Throughout his exhibition, Kingsford-Smith combines narrative associated with fundamental dimensions of human experience (the cycle of life, love, despair), rituals associated with ancestor worship, burial, the impact of the dead on the living and mythological representations of the relationship between the earthly and heavenly realms.
The exhibition entails an adult female in the fetal burial position seated on a wooden block. She is bounded by her personal effects and the relics required for her voyage into the afterlife. Nineteen bordered aquatint etchings, titled Scenes from daily life, line the gallery walls referring to the ancient Egyptian exercise of painting scenes from the life of the departed onto the walls of their tomb.

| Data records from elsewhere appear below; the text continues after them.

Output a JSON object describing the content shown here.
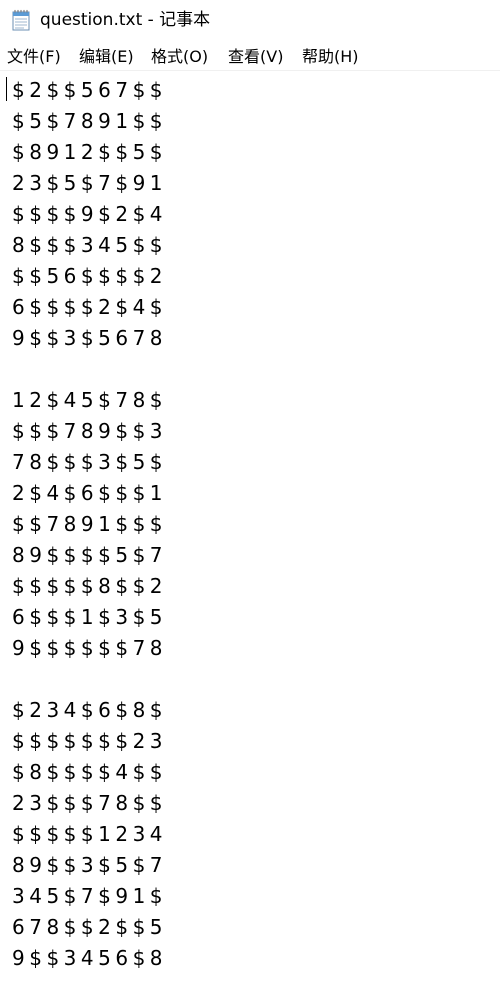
{
  "window": {
    "title": "question.txt - 记事本",
    "icon": "notepad-icon"
  },
  "menu": [
    {
      "label": "文件(F)"
    },
    {
      "label": "编辑(E)"
    },
    {
      "label": "格式(O)"
    },
    {
      "label": "查看(V)"
    },
    {
      "label": "帮助(H)"
    }
  ],
  "editor": {
    "content": "$2$$567$$\n$5$7891$$\n$8912$$5$\n23$5$7$91\n$$$$9$2$4\n8$$$345$$\n$$56$$$$2\n6$$$$2$4$\n9$$3$5678\n\n12$45$78$\n$$$789$$3\n78$$$3$5$\n2$4$6$$$1\n$$7891$$$\n89$$$$5$7\n$$$$$8$$2\n6$$$1$3$5\n9$$$$$$78\n\n$234$6$8$\n$$$$$$$23\n$8$$$$4$$\n23$$$78$$\n$$$$$1234\n89$$3$5$7\n345$7$91$\n678$$2$$5\n9$$3456$8"
  }
}
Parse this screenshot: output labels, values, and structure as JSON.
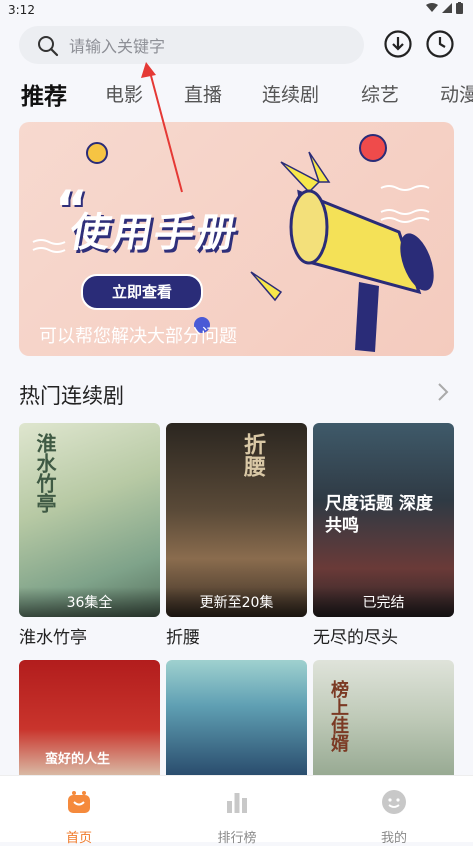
{
  "status_bar": {
    "time": "3:12"
  },
  "search": {
    "placeholder": "请输入关键字",
    "value": ""
  },
  "tabs": [
    {
      "label": "推荐",
      "active": true
    },
    {
      "label": "电影"
    },
    {
      "label": "直播"
    },
    {
      "label": "连续剧"
    },
    {
      "label": "综艺"
    },
    {
      "label": "动漫"
    }
  ],
  "banner": {
    "title": "使用手册",
    "quote_mark": "“",
    "button_label": "立即查看",
    "subtitle": "可以帮您解决大部分问题"
  },
  "section": {
    "title": "热门连续剧"
  },
  "shows": [
    {
      "poster_title": "淮水竹亭",
      "badge": "36集全",
      "name": "淮水竹亭"
    },
    {
      "poster_title": "折腰",
      "badge": "更新至20集",
      "name": "折腰"
    },
    {
      "poster_title": "尺度话题 深度共鸣",
      "badge": "已完结",
      "name": "无尽的尽头"
    },
    {
      "poster_title": "蛮好的人生",
      "badge": "",
      "name": ""
    },
    {
      "poster_title": "",
      "badge": "",
      "name": ""
    },
    {
      "poster_title": "榜上佳婿",
      "badge": "",
      "name": ""
    }
  ],
  "bottom_nav": [
    {
      "label": "首页",
      "icon": "home-icon",
      "active": true
    },
    {
      "label": "排行榜",
      "icon": "chart-icon"
    },
    {
      "label": "我的",
      "icon": "profile-icon"
    }
  ],
  "colors": {
    "accent": "#f07a2a",
    "banner_button": "#2a2c78",
    "annotation_arrow": "#e53935"
  }
}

Signalling diverse cultural traditions associated with burial practices Kingsford-Smith seeks to create a vehicle for the viewer to reflect on their own relationship to spiritual ideas and their mortality.

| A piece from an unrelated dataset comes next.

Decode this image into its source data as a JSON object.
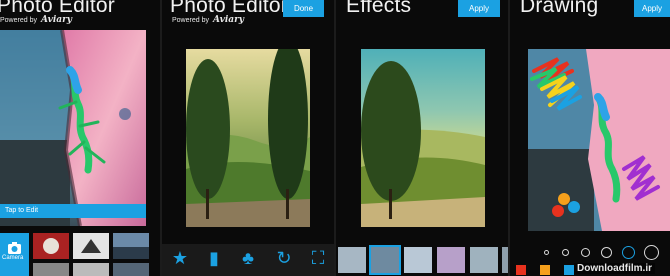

“Spirituality and religion permeate history. Most people have believed that at the end of life there will be an afterlife. Many cultures buried the dead with their personal effects, weapons, pottery and food to guarantee nourishment for eternity. The grave or tomb was filled with goods considered important for the survival in the next world. “
I have combined pictorial narratives associated both with the perspective of the individual and with those associated with collective understandings of ancestor worship and funeral practices. Each item in the installation is a repository of life narratives, historic myths, the cycle of life, ancestor worship, archetypal experiences (love, despair, faith) and more personal levels of experience. These take the form of painted narrative fragments on each work.
When asked what this exhibition represents and means to him, Ian Kingsford-Smith replied, “This exhibition is a continuum of my seeking an understanding of life, spirituality and the meaning of existence.”
Sep 5-17. ARO Gallery, 51 William Street, Darlinghurst. Info: www.arogallery.com
By Tommy Boutros